───── Material shown

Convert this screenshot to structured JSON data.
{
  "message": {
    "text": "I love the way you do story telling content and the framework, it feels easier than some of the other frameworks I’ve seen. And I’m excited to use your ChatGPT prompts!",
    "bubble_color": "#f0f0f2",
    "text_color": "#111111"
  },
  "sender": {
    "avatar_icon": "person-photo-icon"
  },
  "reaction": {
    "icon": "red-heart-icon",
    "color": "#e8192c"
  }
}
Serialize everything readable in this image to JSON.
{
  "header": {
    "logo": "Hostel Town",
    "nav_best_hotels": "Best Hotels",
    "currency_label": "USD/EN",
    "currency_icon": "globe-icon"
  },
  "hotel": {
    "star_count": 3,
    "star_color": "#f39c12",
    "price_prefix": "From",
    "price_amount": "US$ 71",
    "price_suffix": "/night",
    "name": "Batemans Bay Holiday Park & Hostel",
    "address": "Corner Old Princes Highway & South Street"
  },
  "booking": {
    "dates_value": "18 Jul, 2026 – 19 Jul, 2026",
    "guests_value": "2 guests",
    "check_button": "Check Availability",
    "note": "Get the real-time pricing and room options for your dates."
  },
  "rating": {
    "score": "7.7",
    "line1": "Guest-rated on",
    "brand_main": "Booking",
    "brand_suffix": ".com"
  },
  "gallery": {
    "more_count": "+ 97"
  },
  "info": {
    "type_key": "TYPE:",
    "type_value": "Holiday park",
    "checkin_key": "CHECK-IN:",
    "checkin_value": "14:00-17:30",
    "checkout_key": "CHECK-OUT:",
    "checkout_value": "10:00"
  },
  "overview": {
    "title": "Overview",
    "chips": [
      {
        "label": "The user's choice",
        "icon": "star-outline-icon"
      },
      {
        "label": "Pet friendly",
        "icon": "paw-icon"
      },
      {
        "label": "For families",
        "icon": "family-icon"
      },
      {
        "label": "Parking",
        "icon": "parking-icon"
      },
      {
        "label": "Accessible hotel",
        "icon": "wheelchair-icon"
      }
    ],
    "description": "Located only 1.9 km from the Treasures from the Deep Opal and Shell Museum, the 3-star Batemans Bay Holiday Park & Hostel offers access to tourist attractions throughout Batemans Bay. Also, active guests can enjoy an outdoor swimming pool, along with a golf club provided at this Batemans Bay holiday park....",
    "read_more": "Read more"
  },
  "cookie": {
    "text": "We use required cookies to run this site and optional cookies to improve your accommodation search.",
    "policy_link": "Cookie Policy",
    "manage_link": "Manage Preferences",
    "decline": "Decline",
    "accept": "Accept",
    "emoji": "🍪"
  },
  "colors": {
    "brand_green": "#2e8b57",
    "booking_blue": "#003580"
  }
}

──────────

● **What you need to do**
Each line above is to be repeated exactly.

● **Response below**
Convert this screenshot to structured JSON data.
{
  "message": {
    "text": "I love the way you do story telling content and the framework, it feels easier than some of the other frameworks I’ve seen. And I’m excited to use your ChatGPT prompts!",
    "bubble_color": "#f0f0f2",
    "text_color": "#111111"
  },
  "sender": {
    "avatar_icon": "person-photo-icon"
  },
  "reaction": {
    "icon": "red-heart-icon",
    "color": "#e8192c"
  }
}
Serialize everything readable in this image to JSON.
{
  "header": {
    "logo": "Hostel Town",
    "nav_best_hotels": "Best Hotels",
    "currency_label": "USD/EN",
    "currency_icon": "globe-icon"
  },
  "hotel": {
    "star_count": 3,
    "star_color": "#f39c12",
    "price_prefix": "From",
    "price_amount": "US$ 71",
    "price_suffix": "/night",
    "name": "Batemans Bay Holiday Park & Hostel",
    "address": "Corner Old Princes Highway & South Street"
  },
  "booking": {
    "dates_value": "18 Jul, 2026 – 19 Jul, 2026",
    "guests_value": "2 guests",
    "check_button": "Check Availability",
    "note": "Get the real-time pricing and room options for your dates."
  },
  "rating": {
    "score": "7.7",
    "line1": "Guest-rated on",
    "brand_main": "Booking",
    "brand_suffix": ".com"
  },
  "gallery": {
    "more_count": "+ 97"
  },
  "info": {
    "type_key": "TYPE:",
    "type_value": "Holiday park",
    "checkin_key": "CHECK-IN:",
    "checkin_value": "14:00-17:30",
    "checkout_key": "CHECK-OUT:",
    "checkout_value": "10:00"
  },
  "overview": {
    "title": "Overview",
    "chips": [
      {
        "label": "The user's choice",
        "icon": "star-outline-icon"
      },
      {
        "label": "Pet friendly",
        "icon": "paw-icon"
      },
      {
        "label": "For families",
        "icon": "family-icon"
      },
      {
        "label": "Parking",
        "icon": "parking-icon"
      },
      {
        "label": "Accessible hotel",
        "icon": "wheelchair-icon"
      }
    ],
    "description": "Located only 1.9 km from the Treasures from the Deep Opal and Shell Museum, the 3-star Batemans Bay Holiday Park & Hostel offers access to tourist attractions throughout Batemans Bay. Also, active guests can enjoy an outdoor swimming pool, along with a golf club provided at this Batemans Bay holiday park....",
    "read_more": "Read more"
  },
  "cookie": {
    "text": "We use required cookies to run this site and optional cookies to improve your accommodation search.",
    "policy_link": "Cookie Policy",
    "manage_link": "Manage Preferences",
    "decline": "Decline",
    "accept": "Accept",
    "emoji": "🍪"
  },
  "colors": {
    "brand_green": "#2e8b57",
    "booking_blue": "#003580"
  }
}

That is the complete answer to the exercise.